Task to complete: How many lines in the listing below include the word "value"? Reply with the count alone.

━━━━━━━━━━

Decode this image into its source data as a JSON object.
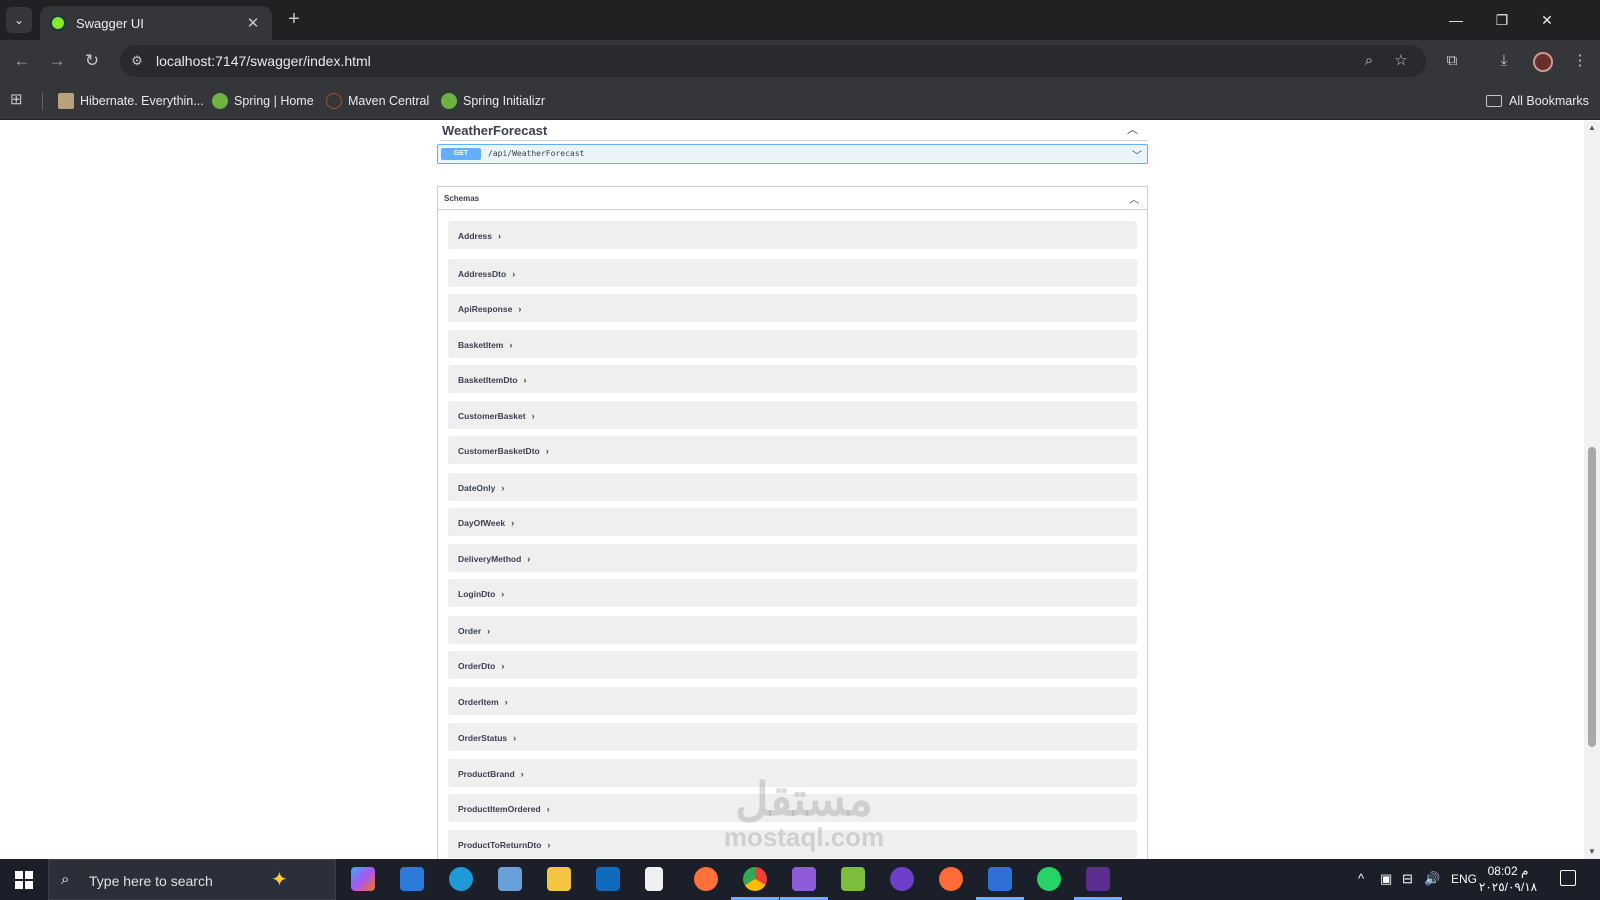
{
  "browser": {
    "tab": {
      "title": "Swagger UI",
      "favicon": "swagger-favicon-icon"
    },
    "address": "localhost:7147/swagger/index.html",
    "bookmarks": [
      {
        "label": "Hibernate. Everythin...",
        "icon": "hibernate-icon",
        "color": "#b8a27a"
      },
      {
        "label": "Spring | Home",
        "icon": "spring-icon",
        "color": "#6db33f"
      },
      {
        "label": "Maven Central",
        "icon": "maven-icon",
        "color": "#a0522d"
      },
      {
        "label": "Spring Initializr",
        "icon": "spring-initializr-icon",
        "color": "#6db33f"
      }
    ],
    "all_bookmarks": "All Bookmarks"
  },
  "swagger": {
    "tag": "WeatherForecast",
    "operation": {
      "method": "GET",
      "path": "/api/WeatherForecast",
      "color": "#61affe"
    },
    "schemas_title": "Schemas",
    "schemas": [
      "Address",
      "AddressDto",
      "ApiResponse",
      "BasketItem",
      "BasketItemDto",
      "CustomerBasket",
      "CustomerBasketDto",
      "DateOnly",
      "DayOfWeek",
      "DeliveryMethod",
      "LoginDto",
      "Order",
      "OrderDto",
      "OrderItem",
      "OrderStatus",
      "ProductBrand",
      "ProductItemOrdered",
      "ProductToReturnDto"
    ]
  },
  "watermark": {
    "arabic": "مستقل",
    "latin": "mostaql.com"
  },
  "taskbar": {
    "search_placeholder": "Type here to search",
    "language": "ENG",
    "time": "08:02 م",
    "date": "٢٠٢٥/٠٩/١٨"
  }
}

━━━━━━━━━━

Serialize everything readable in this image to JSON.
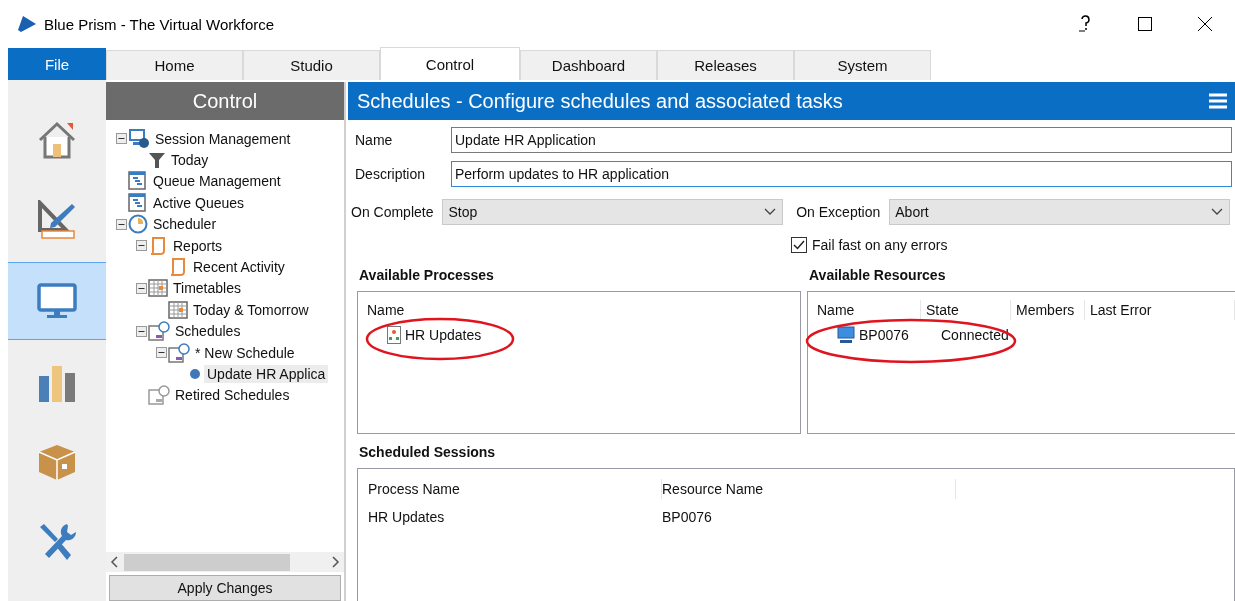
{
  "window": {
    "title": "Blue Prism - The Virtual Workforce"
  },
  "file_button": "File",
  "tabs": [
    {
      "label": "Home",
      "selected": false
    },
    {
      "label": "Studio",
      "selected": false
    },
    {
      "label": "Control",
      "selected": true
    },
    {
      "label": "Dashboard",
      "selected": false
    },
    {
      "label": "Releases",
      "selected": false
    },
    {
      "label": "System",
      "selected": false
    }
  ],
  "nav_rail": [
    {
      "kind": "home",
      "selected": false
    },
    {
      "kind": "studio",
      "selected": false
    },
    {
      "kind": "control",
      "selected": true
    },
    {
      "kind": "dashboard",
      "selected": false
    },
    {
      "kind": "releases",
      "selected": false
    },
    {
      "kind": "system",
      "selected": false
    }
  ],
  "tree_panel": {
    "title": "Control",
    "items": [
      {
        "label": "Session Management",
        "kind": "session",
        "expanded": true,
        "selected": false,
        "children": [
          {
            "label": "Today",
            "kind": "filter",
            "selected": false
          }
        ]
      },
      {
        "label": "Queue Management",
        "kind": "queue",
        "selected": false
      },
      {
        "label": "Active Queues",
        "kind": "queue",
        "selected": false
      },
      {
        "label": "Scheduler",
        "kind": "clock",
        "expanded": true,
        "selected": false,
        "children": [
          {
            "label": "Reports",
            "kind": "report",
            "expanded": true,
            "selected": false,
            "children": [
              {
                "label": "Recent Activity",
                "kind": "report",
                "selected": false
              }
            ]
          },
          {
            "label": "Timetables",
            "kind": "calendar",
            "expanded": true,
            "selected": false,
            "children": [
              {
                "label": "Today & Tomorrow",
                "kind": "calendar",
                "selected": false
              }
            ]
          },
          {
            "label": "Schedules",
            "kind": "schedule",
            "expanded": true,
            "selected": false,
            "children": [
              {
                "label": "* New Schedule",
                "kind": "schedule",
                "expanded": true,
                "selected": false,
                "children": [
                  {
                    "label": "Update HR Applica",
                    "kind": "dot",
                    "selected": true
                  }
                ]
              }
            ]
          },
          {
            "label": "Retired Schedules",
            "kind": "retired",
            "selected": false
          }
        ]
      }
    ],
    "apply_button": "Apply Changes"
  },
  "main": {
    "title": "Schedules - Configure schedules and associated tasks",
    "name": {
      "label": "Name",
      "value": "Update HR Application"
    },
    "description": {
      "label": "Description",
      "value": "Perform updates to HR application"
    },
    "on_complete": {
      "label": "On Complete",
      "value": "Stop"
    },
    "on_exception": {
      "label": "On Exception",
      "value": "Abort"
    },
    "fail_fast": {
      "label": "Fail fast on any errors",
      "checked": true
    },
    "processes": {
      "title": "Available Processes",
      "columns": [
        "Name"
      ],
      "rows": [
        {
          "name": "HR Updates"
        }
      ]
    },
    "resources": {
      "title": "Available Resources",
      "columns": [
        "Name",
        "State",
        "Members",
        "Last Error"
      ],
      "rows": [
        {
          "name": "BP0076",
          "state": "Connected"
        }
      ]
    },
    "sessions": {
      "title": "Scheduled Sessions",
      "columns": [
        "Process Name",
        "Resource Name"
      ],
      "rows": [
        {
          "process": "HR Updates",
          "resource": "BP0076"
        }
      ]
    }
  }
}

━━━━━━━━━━

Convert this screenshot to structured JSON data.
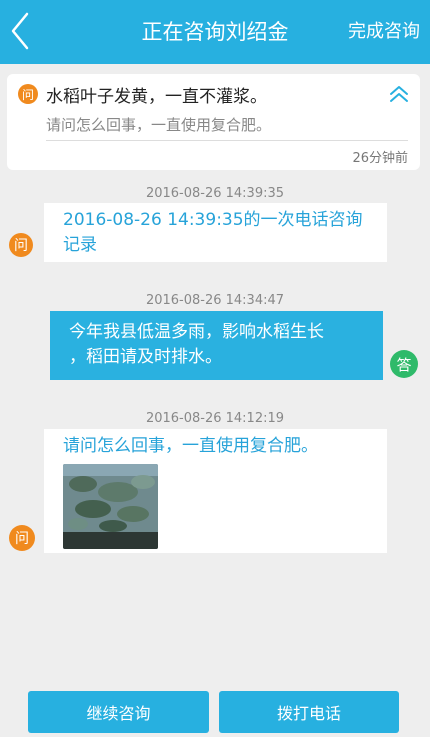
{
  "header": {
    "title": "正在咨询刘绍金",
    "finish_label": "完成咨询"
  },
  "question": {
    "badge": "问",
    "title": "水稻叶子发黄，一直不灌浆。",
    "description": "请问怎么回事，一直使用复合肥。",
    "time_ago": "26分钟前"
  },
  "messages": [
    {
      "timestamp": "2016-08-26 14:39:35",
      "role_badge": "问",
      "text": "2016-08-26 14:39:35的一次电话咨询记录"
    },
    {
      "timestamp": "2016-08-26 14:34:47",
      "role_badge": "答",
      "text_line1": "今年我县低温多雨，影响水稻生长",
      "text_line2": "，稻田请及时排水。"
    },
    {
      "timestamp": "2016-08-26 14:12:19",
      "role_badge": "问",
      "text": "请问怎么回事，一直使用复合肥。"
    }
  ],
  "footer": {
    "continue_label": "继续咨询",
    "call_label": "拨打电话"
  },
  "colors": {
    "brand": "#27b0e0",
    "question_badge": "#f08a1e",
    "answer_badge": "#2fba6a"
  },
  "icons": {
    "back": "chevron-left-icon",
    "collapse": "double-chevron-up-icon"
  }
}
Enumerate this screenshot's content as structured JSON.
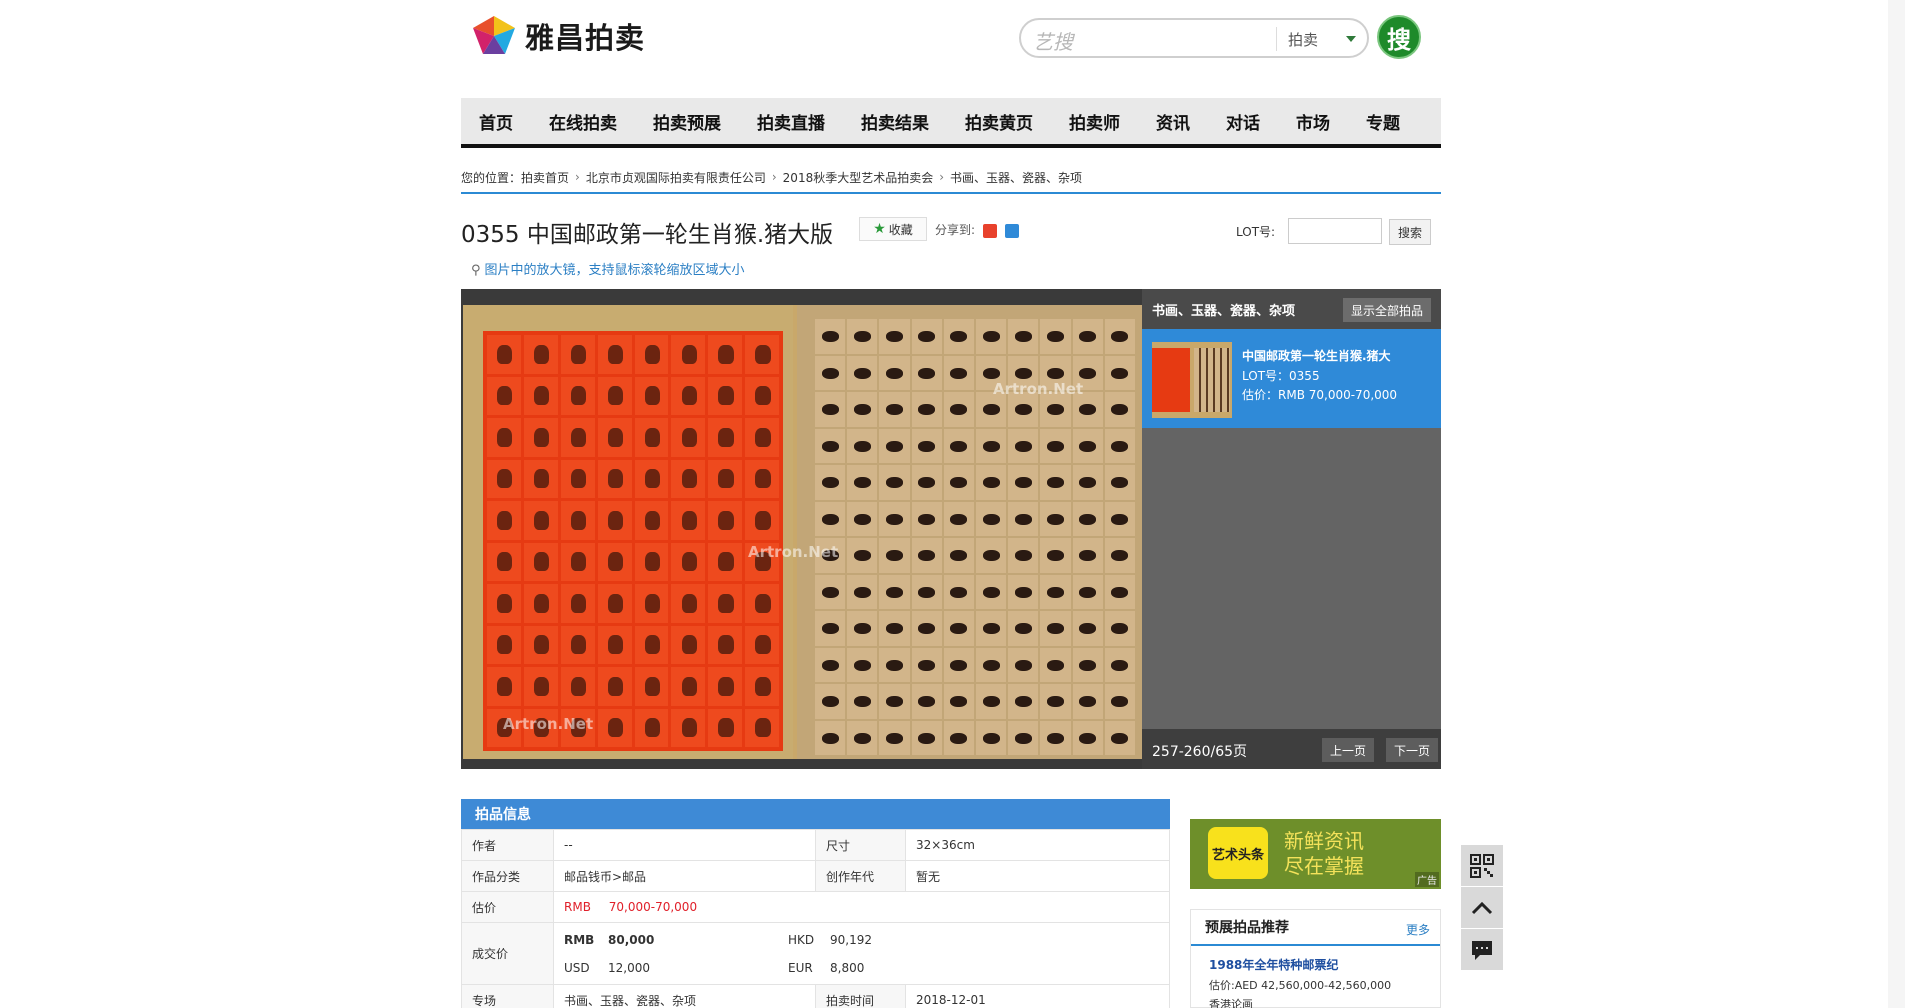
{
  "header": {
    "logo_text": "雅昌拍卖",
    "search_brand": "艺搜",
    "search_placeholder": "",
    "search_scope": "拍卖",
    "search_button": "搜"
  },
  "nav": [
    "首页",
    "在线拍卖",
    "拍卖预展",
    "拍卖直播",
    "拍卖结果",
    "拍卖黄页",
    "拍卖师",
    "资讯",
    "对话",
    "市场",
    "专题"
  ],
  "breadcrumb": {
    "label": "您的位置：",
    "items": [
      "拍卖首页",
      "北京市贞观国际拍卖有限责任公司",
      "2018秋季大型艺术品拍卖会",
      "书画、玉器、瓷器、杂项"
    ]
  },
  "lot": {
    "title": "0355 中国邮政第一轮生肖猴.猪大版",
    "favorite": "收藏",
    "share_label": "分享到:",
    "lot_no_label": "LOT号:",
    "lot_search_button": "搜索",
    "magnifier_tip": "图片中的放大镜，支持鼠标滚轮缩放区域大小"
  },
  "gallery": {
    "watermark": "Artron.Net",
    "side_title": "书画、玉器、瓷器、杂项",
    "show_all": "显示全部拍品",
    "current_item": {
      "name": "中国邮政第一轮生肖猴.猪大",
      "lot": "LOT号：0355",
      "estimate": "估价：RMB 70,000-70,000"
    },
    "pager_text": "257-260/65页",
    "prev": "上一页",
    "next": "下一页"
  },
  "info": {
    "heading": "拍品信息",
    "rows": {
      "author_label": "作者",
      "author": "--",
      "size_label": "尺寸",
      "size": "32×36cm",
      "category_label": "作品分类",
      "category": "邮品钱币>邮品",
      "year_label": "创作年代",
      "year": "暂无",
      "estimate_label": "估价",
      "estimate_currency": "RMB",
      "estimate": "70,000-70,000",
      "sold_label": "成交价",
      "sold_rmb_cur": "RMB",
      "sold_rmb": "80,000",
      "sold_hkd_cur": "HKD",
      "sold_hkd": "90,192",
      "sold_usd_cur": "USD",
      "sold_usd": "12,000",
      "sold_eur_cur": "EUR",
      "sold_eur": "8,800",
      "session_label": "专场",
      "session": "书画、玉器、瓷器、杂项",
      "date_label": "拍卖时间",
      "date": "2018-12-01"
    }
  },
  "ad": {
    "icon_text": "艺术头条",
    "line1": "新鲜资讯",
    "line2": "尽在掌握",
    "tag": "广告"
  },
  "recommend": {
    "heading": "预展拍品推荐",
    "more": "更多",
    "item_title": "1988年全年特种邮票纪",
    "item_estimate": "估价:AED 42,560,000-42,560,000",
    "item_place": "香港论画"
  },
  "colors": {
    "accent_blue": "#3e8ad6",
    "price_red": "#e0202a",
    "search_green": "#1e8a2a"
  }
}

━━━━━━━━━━

Response: 4